The Armenia government offered on Monday to ease its planned restrictions on the use of right-hand drive cars in Armenia, bowing to protests staged by some of their owners.
Like most countries of the world, Armenia uses right-hand traffic which requires steering wheels to be on the left side of vehicles. Nevertheless, the authorities in Yerevan have not prevented imports of a growing number of right-hand drive cars over the past decade.
According to the Armenian traffic police, there are presently 32,000 such cars in the country. Most of them are cheap second-hand vehicles manufactured in Japan. Police officials say they cause a disproportionately large share of traffic accidents.
The Armenian Ministry of Transport and Communications recommended late last year a formal ban on imports of right-hand drive vehicles that would come into effect in April.
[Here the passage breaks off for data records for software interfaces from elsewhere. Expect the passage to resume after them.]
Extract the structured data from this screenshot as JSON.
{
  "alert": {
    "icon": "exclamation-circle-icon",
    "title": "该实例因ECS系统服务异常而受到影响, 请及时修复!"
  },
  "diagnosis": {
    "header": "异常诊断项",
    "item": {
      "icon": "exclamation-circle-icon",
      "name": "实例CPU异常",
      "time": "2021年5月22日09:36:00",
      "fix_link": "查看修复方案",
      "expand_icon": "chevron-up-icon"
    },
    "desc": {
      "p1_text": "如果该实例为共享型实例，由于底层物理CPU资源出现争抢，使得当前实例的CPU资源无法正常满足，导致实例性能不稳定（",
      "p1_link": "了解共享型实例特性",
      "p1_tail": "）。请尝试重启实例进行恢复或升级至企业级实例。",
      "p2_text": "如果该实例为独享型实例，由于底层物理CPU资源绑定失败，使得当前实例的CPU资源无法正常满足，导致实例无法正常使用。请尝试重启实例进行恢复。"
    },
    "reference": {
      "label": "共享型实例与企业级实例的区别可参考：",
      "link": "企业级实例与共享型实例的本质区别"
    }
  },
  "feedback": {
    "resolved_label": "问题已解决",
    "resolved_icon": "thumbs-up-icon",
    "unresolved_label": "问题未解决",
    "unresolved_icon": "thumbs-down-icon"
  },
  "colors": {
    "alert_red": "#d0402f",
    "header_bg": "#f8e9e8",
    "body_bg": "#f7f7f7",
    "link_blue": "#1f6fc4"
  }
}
A government decision drafted by the ministry would also ban sales or donations of such cars that are already in use in Armenia.
The move triggered a series of protests in Yerevan by angry car owners who say that it violates their property rights. They dismiss safety concerns cited by the ministry, saying that it has not come up with any statistics on the number of accidents caused by right-hand drive cars.
The protests resumed on Sunday, with dozens of cars driving through Yerevan and temporarily blocking traffic on some of its thoroughfares to demand that the government abandon its plans. They were about to continue on Monday when it emerged that the government is ready to make a major concession to the protesters.
An amended draft decision posted on a government website would allow them to continue using or reselling their cars in Armenia while maintaining the ban on car imports.
The protest organizers responded by cancelling a planned demonstration outside Prime Minister Karen Karapetian’s office. “We have achieved the fulfillment of our main demand,” said one of them.
The organizers made clear at the same time that they continue to demand that the government refrain from the import ban as well. They said they may therefore resume protests later this week.
A minority of the protesting drivers rejected the government concession and continued to demand a meeting with Karapetian.
Protest leaders were already received by Transport Minister Vahan Martirosian last month. A senior official from the Transport Ministry told them on Monday that the government is open to further discussions.
“You can again submit your proposals,” the official said. “We are ready to discuss them.”